Onshoring: ‘Made by Americans’ Resonating in Tech Sector

For years technology businesses have been outsourcing and offshoring “back office” operations. In fact, the offshore services industry is expected to grow 8% annually for the next five years, but that will be down from its 15% annual growth rate during the last five. One of the reasons for the change in direction – towards onshoring – is a lowering payroll differential: 10 years ago an American software developer cost five to seven times as much as an Indian developer. Now, it’s estimated, the gap has shrunk to two times. For example, the standard billing rate for the engineers who work for Rural Sourcing is $60 to $70 an hour, compared with those who earn $30 to $35 in India, according to Monty Hamily, CEO of the onshoring company.

 

But, cost isn’t the sole driver of this new trend. According to Steve Lohr, the author of a recent New York Times article that profiles a number of these young American onshoring companies, another factor is the energy and money pouring into websites and mobile app development; and determining that there’s “value in having developers in the same time zone, or at least on the same continent.” As René Lacerte, CEO of Bill.com and recent convert to onshoring has found, the headaches of navigating time zones, cultures and language often outweighed the cost savings.

 

Reverse Sticker Shock

 

Nexient is among the “domestic outsourcers” profiled in the article, and while the company is headquartered in Newark, CA, in the South Bay Area, its “delivery centers” are all in the Midwest: Ann Arbor and Okemos, MI, and Kokomo, IN. And Rural Sourcing’s 300 employees work in Albuquerque, NM, Augusta, GA, Jonesboro, AR, and Mobile, AL. According to Trulia, the cost for a home in Newark is $550 a square foot. In Ann Arbor, it’s $181; and just $84 in Mobile. Needless to say, for programmers who’d like to own a home larger than a closet in San Francisco (at $1,049 per square foot) or Palo Alto (at $1,551), “non-Bay Area America” has some appeal.

 

Debt-free Tech Ed

 

Another onshoring outsourcing company, Techtonic Group, headquartered in Boulder, CO, not only nurtures, but trains its homegrown talent. Three years ago, Techtonic established a training academy that, after six to nine months, feeds new grads into its Department of Labor-approved apprenticeship program for software engineers.
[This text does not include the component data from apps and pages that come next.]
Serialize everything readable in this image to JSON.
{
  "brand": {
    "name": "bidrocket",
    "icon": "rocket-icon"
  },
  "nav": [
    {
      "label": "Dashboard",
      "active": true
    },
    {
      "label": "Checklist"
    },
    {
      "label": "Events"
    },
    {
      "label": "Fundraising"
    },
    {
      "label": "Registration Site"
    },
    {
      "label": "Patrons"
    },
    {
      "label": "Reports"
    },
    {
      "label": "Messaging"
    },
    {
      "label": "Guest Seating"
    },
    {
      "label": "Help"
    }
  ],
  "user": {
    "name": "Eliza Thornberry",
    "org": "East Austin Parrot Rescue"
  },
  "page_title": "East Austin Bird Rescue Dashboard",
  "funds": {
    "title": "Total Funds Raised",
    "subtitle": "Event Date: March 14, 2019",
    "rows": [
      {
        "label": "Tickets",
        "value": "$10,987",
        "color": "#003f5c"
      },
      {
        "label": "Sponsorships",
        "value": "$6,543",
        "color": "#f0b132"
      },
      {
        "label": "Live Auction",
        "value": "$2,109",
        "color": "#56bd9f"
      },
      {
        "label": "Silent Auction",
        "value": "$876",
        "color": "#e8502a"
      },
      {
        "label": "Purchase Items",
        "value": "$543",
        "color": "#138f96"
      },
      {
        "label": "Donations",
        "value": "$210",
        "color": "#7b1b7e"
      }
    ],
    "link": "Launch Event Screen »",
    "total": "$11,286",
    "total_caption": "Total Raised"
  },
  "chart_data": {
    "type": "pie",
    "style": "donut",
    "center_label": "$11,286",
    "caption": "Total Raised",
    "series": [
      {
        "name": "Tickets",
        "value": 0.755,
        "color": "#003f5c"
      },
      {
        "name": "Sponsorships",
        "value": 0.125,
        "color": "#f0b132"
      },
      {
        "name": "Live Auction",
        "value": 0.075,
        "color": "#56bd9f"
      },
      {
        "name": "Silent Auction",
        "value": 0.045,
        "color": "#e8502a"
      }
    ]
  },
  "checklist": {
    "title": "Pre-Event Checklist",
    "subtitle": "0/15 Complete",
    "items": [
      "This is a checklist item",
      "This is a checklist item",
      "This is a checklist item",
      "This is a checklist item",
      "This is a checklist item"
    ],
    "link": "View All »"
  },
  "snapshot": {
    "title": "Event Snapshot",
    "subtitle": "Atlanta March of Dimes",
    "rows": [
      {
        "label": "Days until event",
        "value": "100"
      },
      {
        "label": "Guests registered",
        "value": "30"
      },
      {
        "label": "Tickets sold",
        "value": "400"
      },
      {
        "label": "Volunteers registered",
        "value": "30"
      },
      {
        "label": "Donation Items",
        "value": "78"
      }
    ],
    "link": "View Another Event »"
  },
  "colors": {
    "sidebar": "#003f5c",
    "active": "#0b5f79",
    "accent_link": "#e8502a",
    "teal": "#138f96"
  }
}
So far the company has hired 27 of its 30 graduates, with starting salaries between $65,000 and $75,000.

 

Politics aside, no one can argue that having more high-paying Tech Jobs Made in the U.S.A. is good for the country, our tax base, and great for the programmers who are filling them.

 

by Mimi Grant, President, Adaptive Business Leaders (ABL) Organization – Round Tables and Events for CEOs of Technology and Healthcare Companies